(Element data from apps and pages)

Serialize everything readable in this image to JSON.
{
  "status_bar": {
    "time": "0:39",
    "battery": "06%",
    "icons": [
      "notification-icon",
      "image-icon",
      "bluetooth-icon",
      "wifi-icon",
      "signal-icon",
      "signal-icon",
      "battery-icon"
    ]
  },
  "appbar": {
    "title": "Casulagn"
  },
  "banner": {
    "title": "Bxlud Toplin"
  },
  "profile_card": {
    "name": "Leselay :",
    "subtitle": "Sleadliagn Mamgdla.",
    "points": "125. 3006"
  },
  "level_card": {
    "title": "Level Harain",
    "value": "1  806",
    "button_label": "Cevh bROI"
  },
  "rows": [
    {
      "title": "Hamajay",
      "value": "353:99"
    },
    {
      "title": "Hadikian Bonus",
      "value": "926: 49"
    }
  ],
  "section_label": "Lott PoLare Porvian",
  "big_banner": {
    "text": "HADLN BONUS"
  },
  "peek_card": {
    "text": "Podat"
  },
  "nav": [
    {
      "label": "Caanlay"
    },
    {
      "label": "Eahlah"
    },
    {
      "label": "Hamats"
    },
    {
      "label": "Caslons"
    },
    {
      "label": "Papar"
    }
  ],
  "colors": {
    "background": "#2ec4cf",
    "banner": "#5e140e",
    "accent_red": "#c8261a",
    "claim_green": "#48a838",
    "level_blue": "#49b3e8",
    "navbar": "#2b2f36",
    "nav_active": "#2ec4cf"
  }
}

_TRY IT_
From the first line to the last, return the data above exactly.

_ANSWER SECTION_
Serialize everything readable in this image to JSON.
{
  "status_bar": {
    "time": "0:39",
    "battery": "06%",
    "icons": [
      "notification-icon",
      "image-icon",
      "bluetooth-icon",
      "wifi-icon",
      "signal-icon",
      "signal-icon",
      "battery-icon"
    ]
  },
  "appbar": {
    "title": "Casulagn"
  },
  "banner": {
    "title": "Bxlud Toplin"
  },
  "profile_card": {
    "name": "Leselay :",
    "subtitle": "Sleadliagn Mamgdla.",
    "points": "125. 3006"
  },
  "level_card": {
    "title": "Level Harain",
    "value": "1  806",
    "button_label": "Cevh bROI"
  },
  "rows": [
    {
      "title": "Hamajay",
      "value": "353:99"
    },
    {
      "title": "Hadikian Bonus",
      "value": "926: 49"
    }
  ],
  "section_label": "Lott PoLare Porvian",
  "big_banner": {
    "text": "HADLN BONUS"
  },
  "peek_card": {
    "text": "Podat"
  },
  "nav": [
    {
      "label": "Caanlay"
    },
    {
      "label": "Eahlah"
    },
    {
      "label": "Hamats"
    },
    {
      "label": "Caslons"
    },
    {
      "label": "Papar"
    }
  ],
  "colors": {
    "background": "#2ec4cf",
    "banner": "#5e140e",
    "accent_red": "#c8261a",
    "claim_green": "#48a838",
    "level_blue": "#49b3e8",
    "navbar": "#2b2f36",
    "nav_active": "#2ec4cf"
  }
}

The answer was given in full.